• Started 1105 Project with gift of old public health building.
• Saved Sutliff Bridge after ’08 floods.
• Started trails funding.
• Created the Free Tax Help project.
• Created the Livable Community for Successful Aging.
• Added outdoor warning sirens to unincorporated Johnson County.
• Created the Local Foods Policy Council.
• Heritage AAA Outstanding Elected Official – 2009.

Green-Douglass – No one comes onto the board of supervisors knowing everything there is to know about the job. In fact, even the most informed and prepared candidate faces quite a steep learning curve once on the board. Some issues come up only every other year or perhaps once a year, so it takes time to truly gain full experience and fine-tune one's strategies and approaches. After 4-plus years on the job, I feel knowledgeable enough about the various aspects of county government and the interplay among the various boards, elected officials and departments to handle not only the day-to-day workings of government, but even unexpected, unprecedented issues. I am able to address complex issues by listening to all sides, gathering data and building consensus. I have the leadership skills, work ethic, dedication, and knowledge to help Johnson County work through the challenges we face and I always do so with the best interests of the people in mind.

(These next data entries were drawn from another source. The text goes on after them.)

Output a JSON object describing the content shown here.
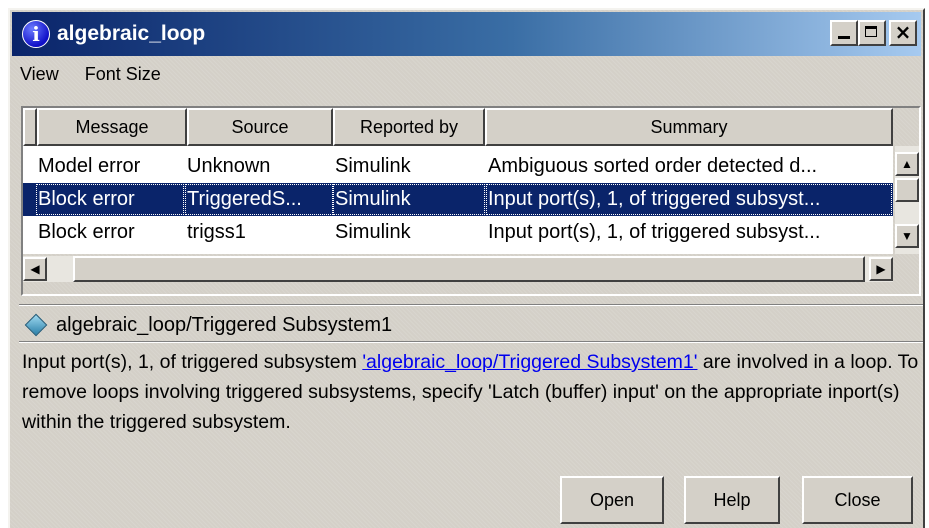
{
  "window": {
    "title": "algebraic_loop",
    "info_glyph": "i",
    "title_icon": "info-icon"
  },
  "menu": {
    "items": [
      "View",
      "Font Size"
    ]
  },
  "table": {
    "columns": [
      "Message",
      "Source",
      "Reported by",
      "Summary"
    ],
    "rows": [
      {
        "message": "Model error",
        "source": "Unknown",
        "reported_by": "Simulink",
        "summary": "Ambiguous sorted order detected d...",
        "selected": false
      },
      {
        "message": "Block error",
        "source": "TriggeredS...",
        "reported_by": "Simulink",
        "summary": "Input port(s), 1, of triggered subsyst...",
        "selected": true
      },
      {
        "message": "Block error",
        "source": "trigss1",
        "reported_by": "Simulink",
        "summary": "Input port(s), 1, of triggered subsyst...",
        "selected": false
      }
    ]
  },
  "detail": {
    "path": "algebraic_loop/Triggered Subsystem1",
    "path_icon": "subsystem-diamond-icon",
    "message_prefix": "Input port(s), 1, of triggered subsystem ",
    "message_link": "'algebraic_loop/Triggered Subsystem1'",
    "message_suffix": " are involved in a loop. To remove loops involving triggered subsystems, specify 'Latch (buffer) input' on the appropriate inport(s) within the triggered subsystem."
  },
  "buttons": {
    "open": "Open",
    "help": "Help",
    "close": "Close"
  },
  "colors": {
    "title_start": "#0a246a",
    "title_end": "#a6caf0",
    "selection": "#0a246a",
    "link": "#0000ee",
    "face": "#d4d0c8"
  }
}
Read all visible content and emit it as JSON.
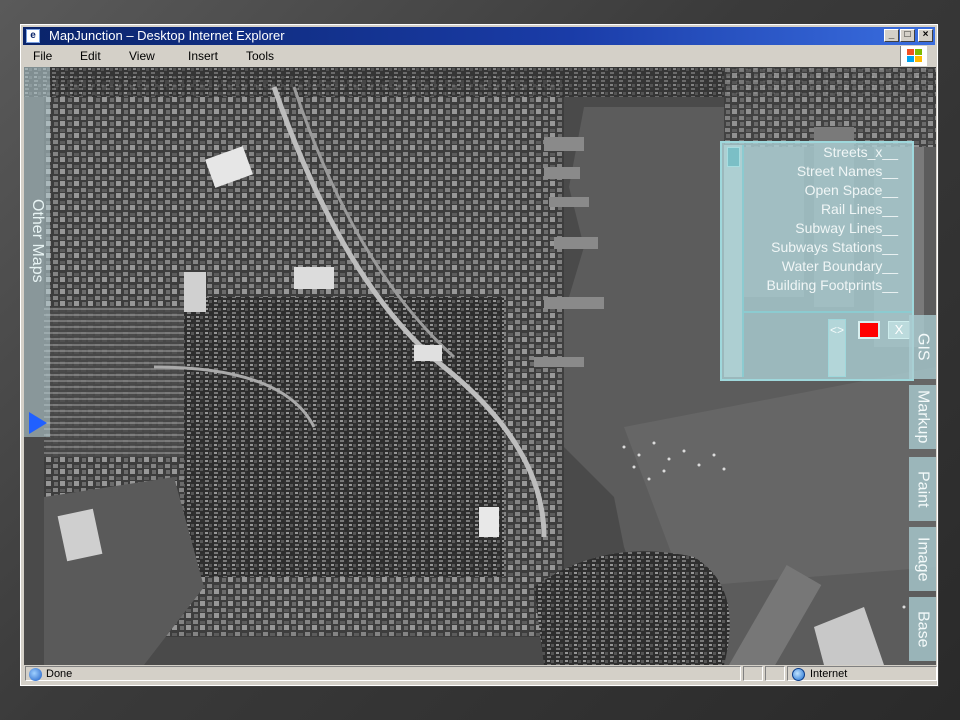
{
  "window": {
    "title": "MapJunction – Desktop  Internet Explorer",
    "buttons": {
      "minimize": "_",
      "maximize": "□",
      "close": "×"
    }
  },
  "menu": [
    "File",
    "Edit",
    "View",
    "Insert",
    "Tools"
  ],
  "left_tab": {
    "label": "Other Maps",
    "expand_icon": "triangle-right-icon"
  },
  "gis_panel": {
    "layers": [
      "Streets_x__",
      "Street Names__",
      "Open Space__",
      "Rail Lines__",
      "Subway Lines__",
      "Subways Stations__",
      "Water Boundary__",
      "Building Footprints__"
    ],
    "resize_label": "<>",
    "close_label": "X",
    "color_swatch": "#ff0000"
  },
  "right_tabs": [
    "GIS",
    "Markup",
    "Paint",
    "Image",
    "Base"
  ],
  "status": {
    "text": "Done",
    "zone": "Internet"
  },
  "colors": {
    "titlebar": "#0a246a",
    "panel": "#aacdd2",
    "arrow": "#2060ff"
  }
}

Phinney – I think I have the abilities and knowledge to improve the board of supervisors. I grew up in a small farming town in North Iowa. I spent 24 years living in rural Johnson County and have come to understand some of their needs and issues. I owned and operated a business in Johnson County so am aware of the needs of people operating businesses in Johnson. As an organizer for the Teamsters for over 13 years I developed excellent communication skills when dealing with the public. I have worked with people from tremendously diverse backgrounds, economic backgrounds and ethnicities. In conjunction with these skills I come to the supervisor position with a clean slate. I owe NO ONE any favors or considerations. Everyone will be viewed as equal in my eyes!

Important election information
• Monday, May 4: First day for in-person absentee voting at Auditor's Office.
• Friday, May 22: Voter pre-registration deadline and last day to request mailed absentee ballot, by 5 p.m. (Voters may still register after this date using election day registration procedure).
• Monday, May 25: Memorial Day, office closed.
• Saturday, May 30: Auditor's Office open for voting 8 AM to 5 PM.
• Monday, June 1: Last day for in-person absentee voting, 7:45 a.m. to 5:30 p.m. Postmark deadline for mailed absentee ballots.
• Tuesday, June 2: Election Day. Polls open 7 a.m. until 9 p.m. Vote at regular polling places. Most regular polling places will be open. (Reminder, Voter ID law in effect)